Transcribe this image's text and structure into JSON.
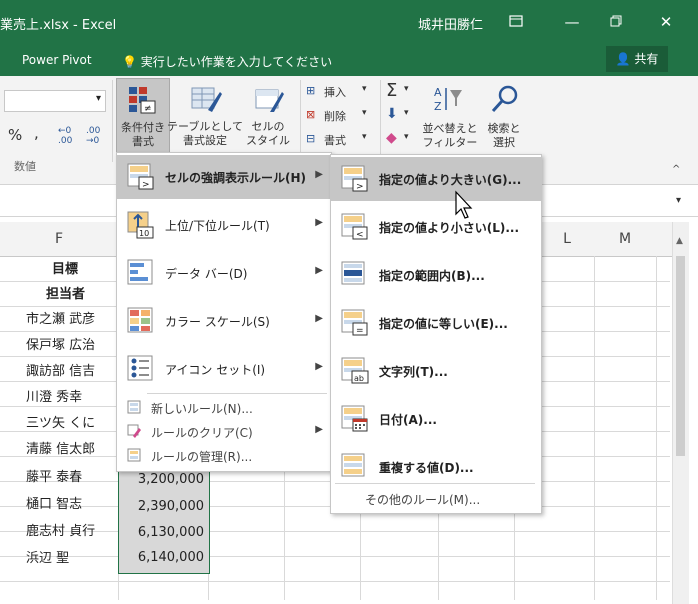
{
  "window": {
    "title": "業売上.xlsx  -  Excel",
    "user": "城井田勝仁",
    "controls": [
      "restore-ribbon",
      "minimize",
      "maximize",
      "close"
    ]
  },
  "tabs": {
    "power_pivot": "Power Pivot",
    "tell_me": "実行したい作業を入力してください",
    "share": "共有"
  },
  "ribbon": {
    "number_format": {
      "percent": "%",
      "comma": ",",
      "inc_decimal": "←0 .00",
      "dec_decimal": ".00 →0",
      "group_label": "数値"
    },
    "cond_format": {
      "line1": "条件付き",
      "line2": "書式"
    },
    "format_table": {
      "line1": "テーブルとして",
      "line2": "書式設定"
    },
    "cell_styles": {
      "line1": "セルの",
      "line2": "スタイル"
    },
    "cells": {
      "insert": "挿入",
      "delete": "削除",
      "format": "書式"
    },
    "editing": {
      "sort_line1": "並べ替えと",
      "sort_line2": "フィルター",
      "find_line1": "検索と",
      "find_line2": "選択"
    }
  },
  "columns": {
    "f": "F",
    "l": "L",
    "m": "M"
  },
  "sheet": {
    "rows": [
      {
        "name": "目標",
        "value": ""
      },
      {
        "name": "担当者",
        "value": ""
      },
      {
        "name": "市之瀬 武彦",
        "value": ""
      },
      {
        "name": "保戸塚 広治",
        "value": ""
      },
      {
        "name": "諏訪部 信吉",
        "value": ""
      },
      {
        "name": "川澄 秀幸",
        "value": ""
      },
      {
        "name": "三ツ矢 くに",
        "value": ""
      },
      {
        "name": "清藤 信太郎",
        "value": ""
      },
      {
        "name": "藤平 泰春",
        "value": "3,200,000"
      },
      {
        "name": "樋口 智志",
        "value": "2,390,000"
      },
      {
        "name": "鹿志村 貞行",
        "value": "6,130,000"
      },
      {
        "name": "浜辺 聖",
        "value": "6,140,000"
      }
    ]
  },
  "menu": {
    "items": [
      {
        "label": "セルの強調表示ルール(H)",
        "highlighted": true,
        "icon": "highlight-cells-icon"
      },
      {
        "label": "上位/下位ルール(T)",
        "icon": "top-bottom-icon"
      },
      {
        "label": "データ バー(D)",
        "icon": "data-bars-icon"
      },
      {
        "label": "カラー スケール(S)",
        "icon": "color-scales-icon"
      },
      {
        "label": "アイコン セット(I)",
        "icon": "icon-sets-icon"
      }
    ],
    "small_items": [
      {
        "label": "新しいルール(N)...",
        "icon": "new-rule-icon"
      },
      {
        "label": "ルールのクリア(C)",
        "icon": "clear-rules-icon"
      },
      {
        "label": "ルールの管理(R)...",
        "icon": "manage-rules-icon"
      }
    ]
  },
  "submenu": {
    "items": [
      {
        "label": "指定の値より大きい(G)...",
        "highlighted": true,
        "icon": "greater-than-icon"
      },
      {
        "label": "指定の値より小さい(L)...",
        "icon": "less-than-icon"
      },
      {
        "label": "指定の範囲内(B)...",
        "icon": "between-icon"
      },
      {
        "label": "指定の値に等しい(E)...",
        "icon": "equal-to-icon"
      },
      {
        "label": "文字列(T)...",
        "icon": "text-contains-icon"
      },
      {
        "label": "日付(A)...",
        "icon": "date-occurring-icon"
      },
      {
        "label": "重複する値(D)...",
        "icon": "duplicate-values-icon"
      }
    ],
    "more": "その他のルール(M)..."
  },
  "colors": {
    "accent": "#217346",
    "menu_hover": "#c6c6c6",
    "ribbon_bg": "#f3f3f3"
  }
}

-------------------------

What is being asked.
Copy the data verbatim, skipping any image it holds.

Response to this task.
Transcribe this image's text and structure into JSON.
{
  "window": {
    "title": "業売上.xlsx  -  Excel",
    "user": "城井田勝仁",
    "controls": [
      "restore-ribbon",
      "minimize",
      "maximize",
      "close"
    ]
  },
  "tabs": {
    "power_pivot": "Power Pivot",
    "tell_me": "実行したい作業を入力してください",
    "share": "共有"
  },
  "ribbon": {
    "number_format": {
      "percent": "%",
      "comma": ",",
      "inc_decimal": "←0 .00",
      "dec_decimal": ".00 →0",
      "group_label": "数値"
    },
    "cond_format": {
      "line1": "条件付き",
      "line2": "書式"
    },
    "format_table": {
      "line1": "テーブルとして",
      "line2": "書式設定"
    },
    "cell_styles": {
      "line1": "セルの",
      "line2": "スタイル"
    },
    "cells": {
      "insert": "挿入",
      "delete": "削除",
      "format": "書式"
    },
    "editing": {
      "sort_line1": "並べ替えと",
      "sort_line2": "フィルター",
      "find_line1": "検索と",
      "find_line2": "選択"
    }
  },
  "columns": {
    "f": "F",
    "l": "L",
    "m": "M"
  },
  "sheet": {
    "rows": [
      {
        "name": "目標",
        "value": ""
      },
      {
        "name": "担当者",
        "value": ""
      },
      {
        "name": "市之瀬 武彦",
        "value": ""
      },
      {
        "name": "保戸塚 広治",
        "value": ""
      },
      {
        "name": "諏訪部 信吉",
        "value": ""
      },
      {
        "name": "川澄 秀幸",
        "value": ""
      },
      {
        "name": "三ツ矢 くに",
        "value": ""
      },
      {
        "name": "清藤 信太郎",
        "value": ""
      },
      {
        "name": "藤平 泰春",
        "value": "3,200,000"
      },
      {
        "name": "樋口 智志",
        "value": "2,390,000"
      },
      {
        "name": "鹿志村 貞行",
        "value": "6,130,000"
      },
      {
        "name": "浜辺 聖",
        "value": "6,140,000"
      }
    ]
  },
  "menu": {
    "items": [
      {
        "label": "セルの強調表示ルール(H)",
        "highlighted": true,
        "icon": "highlight-cells-icon"
      },
      {
        "label": "上位/下位ルール(T)",
        "icon": "top-bottom-icon"
      },
      {
        "label": "データ バー(D)",
        "icon": "data-bars-icon"
      },
      {
        "label": "カラー スケール(S)",
        "icon": "color-scales-icon"
      },
      {
        "label": "アイコン セット(I)",
        "icon": "icon-sets-icon"
      }
    ],
    "small_items": [
      {
        "label": "新しいルール(N)...",
        "icon": "new-rule-icon"
      },
      {
        "label": "ルールのクリア(C)",
        "icon": "clear-rules-icon"
      },
      {
        "label": "ルールの管理(R)...",
        "icon": "manage-rules-icon"
      }
    ]
  },
  "submenu": {
    "items": [
      {
        "label": "指定の値より大きい(G)...",
        "highlighted": true,
        "icon": "greater-than-icon"
      },
      {
        "label": "指定の値より小さい(L)...",
        "icon": "less-than-icon"
      },
      {
        "label": "指定の範囲内(B)...",
        "icon": "between-icon"
      },
      {
        "label": "指定の値に等しい(E)...",
        "icon": "equal-to-icon"
      },
      {
        "label": "文字列(T)...",
        "icon": "text-contains-icon"
      },
      {
        "label": "日付(A)...",
        "icon": "date-occurring-icon"
      },
      {
        "label": "重複する値(D)...",
        "icon": "duplicate-values-icon"
      }
    ],
    "more": "その他のルール(M)..."
  },
  "colors": {
    "accent": "#217346",
    "menu_hover": "#c6c6c6",
    "ribbon_bg": "#f3f3f3"
  }
}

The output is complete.